> _Excerpts from a dataset_:
== Segment start ==

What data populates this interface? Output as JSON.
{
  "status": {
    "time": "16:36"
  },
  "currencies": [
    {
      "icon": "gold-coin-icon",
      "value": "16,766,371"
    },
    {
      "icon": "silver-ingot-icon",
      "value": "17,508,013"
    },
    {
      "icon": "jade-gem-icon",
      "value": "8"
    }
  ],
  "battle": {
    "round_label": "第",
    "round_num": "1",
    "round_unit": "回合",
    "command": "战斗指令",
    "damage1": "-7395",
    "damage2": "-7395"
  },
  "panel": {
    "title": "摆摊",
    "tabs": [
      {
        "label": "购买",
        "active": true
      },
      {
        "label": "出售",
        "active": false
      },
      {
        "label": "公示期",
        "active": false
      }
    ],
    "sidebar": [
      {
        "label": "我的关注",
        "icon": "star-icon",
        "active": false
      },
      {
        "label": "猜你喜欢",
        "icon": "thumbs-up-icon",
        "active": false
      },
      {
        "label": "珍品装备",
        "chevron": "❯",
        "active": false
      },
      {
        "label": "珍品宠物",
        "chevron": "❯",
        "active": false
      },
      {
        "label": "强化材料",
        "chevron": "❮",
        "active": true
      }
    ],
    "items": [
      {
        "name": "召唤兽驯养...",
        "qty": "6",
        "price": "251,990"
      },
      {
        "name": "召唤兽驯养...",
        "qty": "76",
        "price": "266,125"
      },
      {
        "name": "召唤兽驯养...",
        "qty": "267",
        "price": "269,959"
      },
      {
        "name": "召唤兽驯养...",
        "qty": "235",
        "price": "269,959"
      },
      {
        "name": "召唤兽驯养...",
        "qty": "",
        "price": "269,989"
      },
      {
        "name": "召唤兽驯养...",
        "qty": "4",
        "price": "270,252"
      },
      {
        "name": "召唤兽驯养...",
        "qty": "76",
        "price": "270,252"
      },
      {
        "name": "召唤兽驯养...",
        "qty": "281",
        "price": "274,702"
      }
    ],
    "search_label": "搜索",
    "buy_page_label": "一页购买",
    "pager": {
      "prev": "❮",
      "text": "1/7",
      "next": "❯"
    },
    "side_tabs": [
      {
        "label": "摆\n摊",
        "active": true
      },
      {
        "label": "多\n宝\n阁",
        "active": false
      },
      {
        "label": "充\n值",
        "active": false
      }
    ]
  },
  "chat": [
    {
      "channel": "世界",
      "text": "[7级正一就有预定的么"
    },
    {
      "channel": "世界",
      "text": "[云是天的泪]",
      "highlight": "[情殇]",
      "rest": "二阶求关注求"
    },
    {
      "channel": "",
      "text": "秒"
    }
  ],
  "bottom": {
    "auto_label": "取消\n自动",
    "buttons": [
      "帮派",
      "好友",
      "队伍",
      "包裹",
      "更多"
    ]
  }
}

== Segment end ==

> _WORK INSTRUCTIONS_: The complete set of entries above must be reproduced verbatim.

> _EXPECTED ANSWER_:
What data populates this interface? Output as JSON.
{
  "status": {
    "time": "16:36"
  },
  "currencies": [
    {
      "icon": "gold-coin-icon",
      "value": "16,766,371"
    },
    {
      "icon": "silver-ingot-icon",
      "value": "17,508,013"
    },
    {
      "icon": "jade-gem-icon",
      "value": "8"
    }
  ],
  "battle": {
    "round_label": "第",
    "round_num": "1",
    "round_unit": "回合",
    "command": "战斗指令",
    "damage1": "-7395",
    "damage2": "-7395"
  },
  "panel": {
    "title": "摆摊",
    "tabs": [
      {
        "label": "购买",
        "active": true
      },
      {
        "label": "出售",
        "active": false
      },
      {
        "label": "公示期",
        "active": false
      }
    ],
    "sidebar": [
      {
        "label": "我的关注",
        "icon": "star-icon",
        "active": false
      },
      {
        "label": "猜你喜欢",
        "icon": "thumbs-up-icon",
        "active": false
      },
      {
        "label": "珍品装备",
        "chevron": "❯",
        "active": false
      },
      {
        "label": "珍品宠物",
        "chevron": "❯",
        "active": false
      },
      {
        "label": "强化材料",
        "chevron": "❮",
        "active": true
      }
    ],
    "items": [
      {
        "name": "召唤兽驯养...",
        "qty": "6",
        "price": "251,990"
      },
      {
        "name": "召唤兽驯养...",
        "qty": "76",
        "price": "266,125"
      },
      {
        "name": "召唤兽驯养...",
        "qty": "267",
        "price": "269,959"
      },
      {
        "name": "召唤兽驯养...",
        "qty": "235",
        "price": "269,959"
      },
      {
        "name": "召唤兽驯养...",
        "qty": "",
        "price": "269,989"
      },
      {
        "name": "召唤兽驯养...",
        "qty": "4",
        "price": "270,252"
      },
      {
        "name": "召唤兽驯养...",
        "qty": "76",
        "price": "270,252"
      },
      {
        "name": "召唤兽驯养...",
        "qty": "281",
        "price": "274,702"
      }
    ],
    "search_label": "搜索",
    "buy_page_label": "一页购买",
    "pager": {
      "prev": "❮",
      "text": "1/7",
      "next": "❯"
    },
    "side_tabs": [
      {
        "label": "摆\n摊",
        "active": true
      },
      {
        "label": "多\n宝\n阁",
        "active": false
      },
      {
        "label": "充\n值",
        "active": false
      }
    ]
  },
  "chat": [
    {
      "channel": "世界",
      "text": "[7级正一就有预定的么"
    },
    {
      "channel": "世界",
      "text": "[云是天的泪]",
      "highlight": "[情殇]",
      "rest": "二阶求关注求"
    },
    {
      "channel": "",
      "text": "秒"
    }
  ],
  "bottom": {
    "auto_label": "取消\n自动",
    "buttons": [
      "帮派",
      "好友",
      "队伍",
      "包裹",
      "更多"
    ]
  }
}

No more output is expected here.